A few weeks ago I published an article in which I was urging my fellow development professionals to stop traditional data collection in their programs and opt for a smarter alternative. This is something I have been promoting for years: traditional data collection distracts overworked, underpaid front-line staff (such as nurses and community health workers) from their work; it is tedious; it encourages misreporting and other errors; it is expensive; insights come in too late. Above all, it is a self-serving effort: it is only relevant to our industry. It adds no value to the people who collect it. Our job is to support these people not burden them with our own bullsh**t.
My solution is basically to implement a two-step validation process for milestones that define a given project (a community health visit; a visit to a clinic; attending a training; delivering supplies) and build your metrics and optimize your program in real time around the rich data that is generated by such validations. However, after I published that article I have been challenged – a lot – with the following question: “Yes, that would work for simple data, but in our project it is critical that we collect social/ demographic/ other specific data. So your process hack doesn’t work for us”.
I Disagree. It works, with a small tweak: you add a call-center to your operation.
At Triggerise we do this a lot: let’s go back to the experience of woman in my last article. She receives the visit of a community health worker at home. After the session validation, she gets referred to a service. When she shows up at the clinic for this service a simple validation happens there as well. This validation triggers an additional process – the woman’s phone number gets pushed to a call center. Within a few hours/ days she gets a call from a trained operator who asks her 5 questions or so, to determine exactly those pieces of information your program requires. This information gets imputed live into our platform by this trained operator.
That’s it. You have your information. No-one filled any form. The nurse did not do any paperwork. The info is already live in the database.
And there is a bonus: the operator gets to ask the woman how she felt she was treated. The woman gets to rate the provider (like on tripadvisor). You quantify this and reward the provider accordingly.
Sure, some women will refuse to take the call. But statistically that is no-where as damaging as the error margins that come with paper forms.
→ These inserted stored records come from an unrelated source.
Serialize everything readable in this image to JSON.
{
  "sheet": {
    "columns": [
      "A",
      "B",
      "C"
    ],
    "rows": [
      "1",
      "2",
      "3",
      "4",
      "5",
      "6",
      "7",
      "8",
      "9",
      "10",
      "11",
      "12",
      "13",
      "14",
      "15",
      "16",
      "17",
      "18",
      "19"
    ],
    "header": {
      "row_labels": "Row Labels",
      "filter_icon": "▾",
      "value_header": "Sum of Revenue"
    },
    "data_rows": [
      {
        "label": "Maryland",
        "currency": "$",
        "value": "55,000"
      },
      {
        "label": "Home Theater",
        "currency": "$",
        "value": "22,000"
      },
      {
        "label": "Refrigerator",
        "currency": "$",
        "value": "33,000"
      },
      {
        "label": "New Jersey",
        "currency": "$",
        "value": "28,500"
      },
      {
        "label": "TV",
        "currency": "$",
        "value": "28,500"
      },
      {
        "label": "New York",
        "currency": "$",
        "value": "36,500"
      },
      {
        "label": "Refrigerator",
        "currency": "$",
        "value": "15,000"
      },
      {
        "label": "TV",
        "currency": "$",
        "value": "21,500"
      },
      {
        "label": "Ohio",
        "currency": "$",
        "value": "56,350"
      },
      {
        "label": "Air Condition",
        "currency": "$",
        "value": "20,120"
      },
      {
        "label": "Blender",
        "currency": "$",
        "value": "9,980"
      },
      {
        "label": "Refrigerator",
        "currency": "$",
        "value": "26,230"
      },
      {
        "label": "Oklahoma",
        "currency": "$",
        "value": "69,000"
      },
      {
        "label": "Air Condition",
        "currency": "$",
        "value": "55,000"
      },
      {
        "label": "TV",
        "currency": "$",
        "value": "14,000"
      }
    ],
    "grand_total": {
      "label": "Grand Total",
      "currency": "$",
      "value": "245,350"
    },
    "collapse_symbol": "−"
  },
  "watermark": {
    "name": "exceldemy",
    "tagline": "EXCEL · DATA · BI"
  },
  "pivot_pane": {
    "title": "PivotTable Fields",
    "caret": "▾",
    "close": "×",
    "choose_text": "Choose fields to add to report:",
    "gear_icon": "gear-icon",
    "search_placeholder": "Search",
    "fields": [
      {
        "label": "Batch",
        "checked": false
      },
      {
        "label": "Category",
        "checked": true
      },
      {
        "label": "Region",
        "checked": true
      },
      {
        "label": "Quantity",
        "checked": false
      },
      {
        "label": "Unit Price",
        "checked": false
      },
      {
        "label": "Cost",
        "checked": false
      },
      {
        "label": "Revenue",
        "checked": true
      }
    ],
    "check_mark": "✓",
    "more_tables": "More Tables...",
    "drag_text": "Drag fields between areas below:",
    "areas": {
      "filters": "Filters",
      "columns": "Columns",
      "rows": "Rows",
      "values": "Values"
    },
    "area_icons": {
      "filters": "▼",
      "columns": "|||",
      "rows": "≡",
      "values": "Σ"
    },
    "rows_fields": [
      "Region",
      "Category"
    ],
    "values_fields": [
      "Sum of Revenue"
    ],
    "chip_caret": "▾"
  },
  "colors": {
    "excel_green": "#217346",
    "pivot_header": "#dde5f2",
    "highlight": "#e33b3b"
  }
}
No big deal. you do this consistently you have enough info to accurately inform your programming.
Sure, this costs a bit of money (depending on the country you operate, anywhere between $1 and $6 per call). But not as much as a traditional data collection set-up. Besides, what is the price of freeing up health practitioners from tedious paperwork and allowing them to focus 100% of their energy on health work.
Also, what is the price of quality, actionable, real-time data?
What is it worth to you?